· If Atlanta's offensive line has done a very good job of avoiding holding calls it has not been nearly as successful in the false start department. The Falcons' 17 false starts are the fourth-highest total in the league. The Falcons also rank 27th with 10 defensive pass interference penalties and 24th with four illegal formation calls.
NEW FACES IN 2021
The Falcons rebuilt their offensive backfield in 2021, signing unrestricted free agents Mike Davis and Cordarrelle Patterson in the spring and adding Wayne Gallman just before the start of the season after he was released by the Giants. As noted above, Patterson has had by far the biggest impact of those three, but Davis and Gallman have combined to add 591 yards from scrimmage. Atlanta's first-round pick, tight end Kyle Pitts, was also discussed earlier and has seen extensive playing time. Quarterback Josh Rosen became the primary backup to Matt Ryan after A.J. McCarron landed on injured reserve. Other important 2021 additions include:
1. S Duron Harmon/S Erik Harris. Atlanta has three new veteran starters in its secondary, including the safety duo of Harmon and Harris. Harmon comes over from Detroit where he started all 16 games and had two interceptions in 2020 after spending his first eight seasons as a part-time starter in New England. Harris played four seasons for the Raiders, the majority of it as a starter, and had five interceptions in that span.
2. CB Fabian Moreau. The third new starter in that defensive backfield is Moreau, a fifth-year cornerback who played his first four seasons in Washington after being drafted out of UCLA in the third round. Moreau only started 18 games over those four years with the Football Team but he has opened every game this season and has recorded 31 tackles and a team-high nine passes defensed.
3. G Jalen Mayfield. The Falcons didn't necessarily expect Mayfield, a third-round pick out of Michigan, to step immediately into the starting lineup, but a broken hand suffered by veteran Josh Andrews in a practice shortly before the start of the regular season gave the rookie his chance. Mayfield has started all 11 games at left guard so far.

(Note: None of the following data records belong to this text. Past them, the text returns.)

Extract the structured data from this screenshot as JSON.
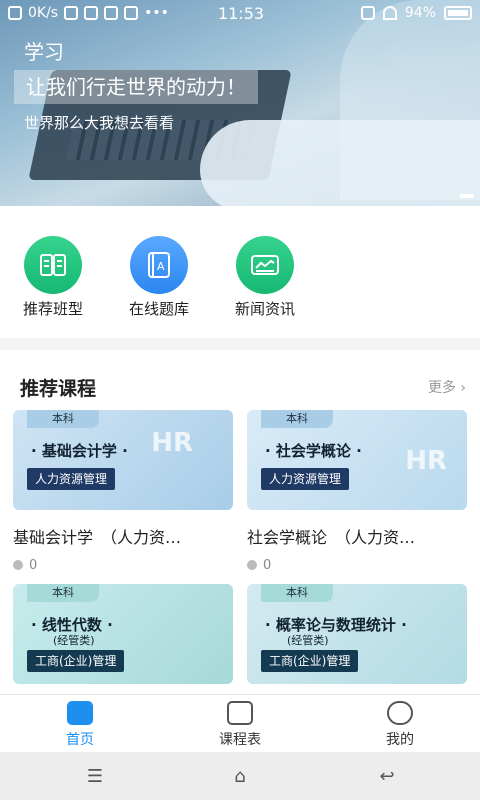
{
  "status_bar": {
    "speed": "0K/s",
    "time": "11:53",
    "battery": "94%"
  },
  "banner": {
    "title": "学习",
    "slogan": "让我们行走世界的动力！",
    "subtitle": "世界那么大我想去看看"
  },
  "quick_menu": [
    {
      "label": "推荐班型",
      "icon": "book-icon"
    },
    {
      "label": "在线题库",
      "icon": "question-bank-icon"
    },
    {
      "label": "新闻资讯",
      "icon": "news-icon"
    }
  ],
  "courses_section": {
    "title": "推荐课程",
    "more": "更多 ›",
    "cards": [
      {
        "tag": "本科",
        "title": "· 基础会计学 ·",
        "subtitle": "",
        "badge": "人力资源管理",
        "deco": "HR",
        "name": "基础会计学　（人力资…",
        "count": "0"
      },
      {
        "tag": "本科",
        "title": "· 社会学概论 ·",
        "subtitle": "",
        "badge": "人力资源管理",
        "deco": "HR",
        "name": "社会学概论　（人力资…",
        "count": "0"
      },
      {
        "tag": "本科",
        "title": "· 线性代数 ·",
        "subtitle": "(经管类)",
        "badge": "工商(企业)管理",
        "deco": "",
        "name": "",
        "count": ""
      },
      {
        "tag": "本科",
        "title": "· 概率论与数理统计 ·",
        "subtitle": "(经管类)",
        "badge": "工商(企业)管理",
        "deco": "",
        "name": "",
        "count": ""
      }
    ]
  },
  "tab_bar": [
    {
      "label": "首页",
      "active": true
    },
    {
      "label": "课程表",
      "active": false
    },
    {
      "label": "我的",
      "active": false
    }
  ],
  "colors": {
    "accent": "#1e8ef0",
    "green": "#16b874",
    "blue": "#2a86f0"
  }
}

1. TE Hayden Hurst. The Falcons had a talented tight end duo for the first half of the season in Hurst and rookie Kyle Pitts, but they have been without Hurst for the last two games and he will remain unavailable for at least one more game after being placed on injured reserve on November 18. Hurst sustained an ankle injury against Dallas in Week 10; prior to that he had played in nine games with five starts and hauled in 20 passes for 158 yards and one touchdown.
2. OLB Steven Means. Means, a former Buccaneers draft pick, started the first nine games of the season for the Falcons but suffered a knee injury on a fumble return against the Saints in Week Nine. He was placed on injured reserve on November 13 and has missed three games, which means he is eligible to return to the active roster this week. However, he won't necessarily be activated before Sunday's game.
3. CB Isaiah Oliver. After moving from the outside into the slot in 2021, Oliver was off to a fine start for the Falcons this season, with 11 tackles, three passes defensed, a forced fumble, a fumble recovery and a quarterback hit through four games. However, he sustained a season-ending knee injury in Week Four against Washington. Avery Williams and Darren Hall have taken the snaps at nickel corner since Oliver went to injured reserve.